In other words: who gives a fuck if it’s groundbreaking or not, or if it reminds you of shit you heard in the 90s? When there are songs as magnificently melodic and wildly heavy as “Summer Bummer” or sounds-like-Jesus-on-the-radio “Honest” or the tambourine-forward “Mersault?” When songs like “Some Things” or “Shakes” crawl into your head and sound like a rush of speed straight to the vein, or like the sound of technology taking over your body? When weird rushes of sound like “Stitch Up” or the quite gorgeous “Bahia” sound like transmissions from another planet? Does the groundbreaking matter then? I vote not. I vote that whenever smart-ass folks with melodic sense set loud guitars to “stun” it’s something worth hearing, and this one does that in spades.
Pasadena ’68 / Dakota Shakedown, self-titled
Minneapolis singer/songwriter Nick Leet dealt with the breakup of his old-school-Minneapolis-punk-country-rock band High On Stress (at the height of its powers, basically) by forming two different bands and then recording an album with both of ’em, split side-to-side. Weirdly: both bands share most members, both bands are on the same label, but while Pasadena ’68 favors Leet’s songwriting, Dakota Shakedown favors Mike Hjelden (ex-of Standard Thompson). I guess imagine Uncle Tupelo’s Anodyne (or, hell, Warehouse: Songs and Stories) but instead of every-other, the songs are split side-to-side. S’an interesting gimmick, and it works pretty well — Leet’s songs are definitely in the old-school Minneapolis rock mode of the ‘Mats/Soul Asylum/Huskers, i.e. great songs, punk sensibility, tons of guitar, while Hjelden’s are a little poppier, a little more late-70s power-pop and a hair more country besides. That said: it’s basically two sides of a coin and sounds very much like an album by a single band with two songwriters, which is totally fine — and both are strong in their own way besides. I dig Leet when he’s at his most careening — “Pardon The Mess” is pure 1986 drunken Turf Club, while the gorgeous “Hang Me A Line” is as hook-laden as the ‘Mats used to get later on in their career when they stopped caring so much about being shambolic. Meanwhile, Hjelden is at his best when he’s doing a bit of Springsteen channeling — there’s a certain gritty intensity to “Expired Avenue” that brings to mind dirty city streets and makes it poetic in the same way The Boss does. And “Shut Out The Night” is downright New Jersian, rocking almost in a Thin Lizzy-ish fashion (yeah, I know they were from Ireland, but Ireland via New Jersey, always). Whether one band or two, this is definitely the kind of music Minneapolis used to do so damn well and which has all but vanished in recent years (why?

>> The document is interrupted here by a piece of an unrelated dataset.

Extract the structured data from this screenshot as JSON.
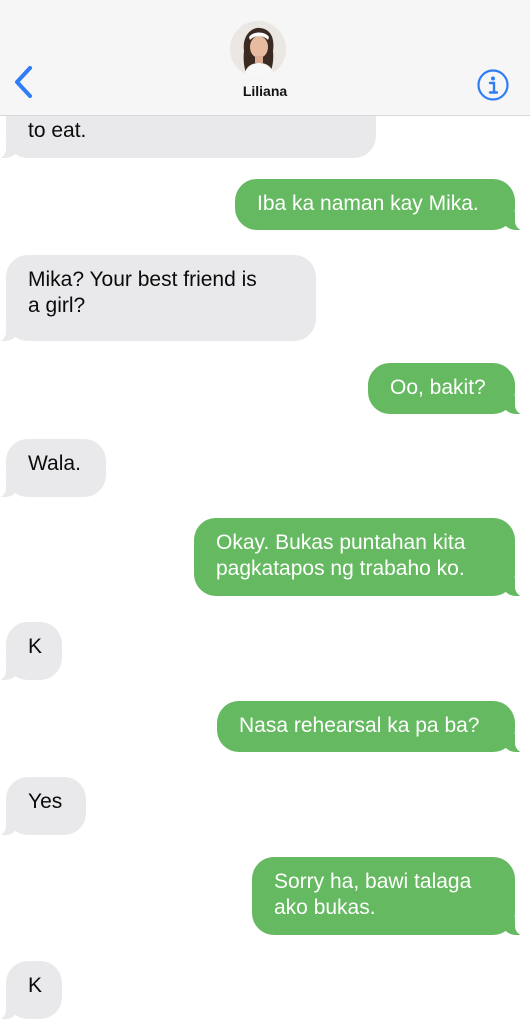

I mean, I know it was ubiquitous for a while, but did we really need it to go away?) If you’re wondering if the genre is in good hands: it sure is. Two sets of ’em.